Weston city officials told us that Bonaventure taxpayers paid $26 each to fund the bus. From a dollars-and-sense standpoint the commissioners thought it made sense to kill it, but what about the elderly people who desperately need the bus? The city manager wrote us, "We do not have any comment."
Howard Finkelstein: "One of the many great things about America, if you don't like what your Weston City Commissioners are doing, remember them on election day and vote them out of office. That's what a democracy is all about."
Clara does not want to move into a nursing home, so she may have to do what she does on days the bus doesn't run.
Clara Gianninoto: "And I'm not ashamed to say so, I put my thumb up and sometimes they give me a lift, but sometimes I feel that they ignore me when driving by. You know, the feeling is very very, you feel humiliated."
Patrick Fraser: "Sad and dangerous. Now, we dug around and found Dade and Broward do have bus service for people who have medical disabilities. Maybe that will work for Clara and Esther. If the seniors don't qualify, the commissioners' decisions may leave them stranded.
Picked up a problem you'd like to drop off? Get on board with us, and we'll drive home your point.

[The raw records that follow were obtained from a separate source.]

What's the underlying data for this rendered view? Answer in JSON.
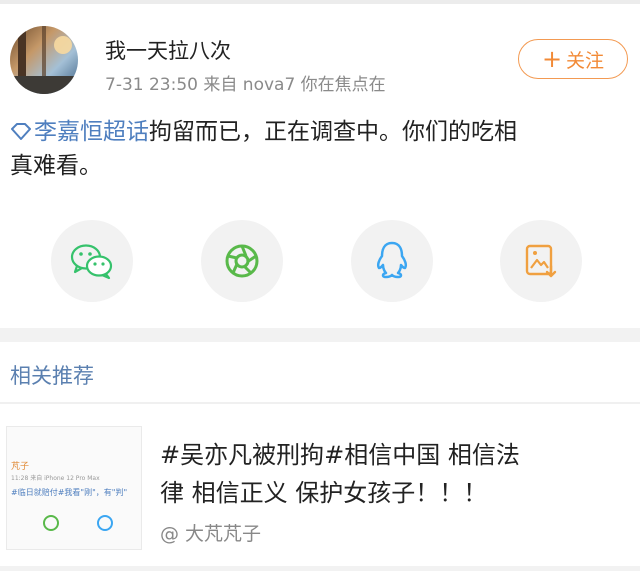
{
  "post": {
    "username": "我一天拉八次",
    "meta_time": "7-31 23:50",
    "meta_source": "来自 nova7 你在焦点在",
    "follow_label": "关注",
    "follow_plus": "+",
    "topic": "李嘉恒超话",
    "text_line1": "拘留而已，正在调查中。你们的吃相",
    "text_line2": "真难看。"
  },
  "share": {
    "items": [
      {
        "icon": "wechat-icon",
        "color": "#36c26c"
      },
      {
        "icon": "moments-icon",
        "color": "#59b94a"
      },
      {
        "icon": "qq-icon",
        "color": "#3ba6f2"
      },
      {
        "icon": "save-image-icon",
        "color": "#f0a040"
      }
    ]
  },
  "related": {
    "title": "相关推荐",
    "item": {
      "title_line1": "#吴亦凡被刑拘#相信中国 相信法",
      "title_line2": "律 相信正义 保护女孩子！！！",
      "author": "@ 大芃芃子",
      "thumb_name": "芃子",
      "thumb_meta": "11:28 来自 iPhone 12 Pro Max",
      "thumb_text": "#临日就赔付#我看\"刚\"，有\"判\""
    }
  }
}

FOR MORE INFORMATION:
Broward County Transit
Miami-Dade County Transit
Special Transportation Service (STS)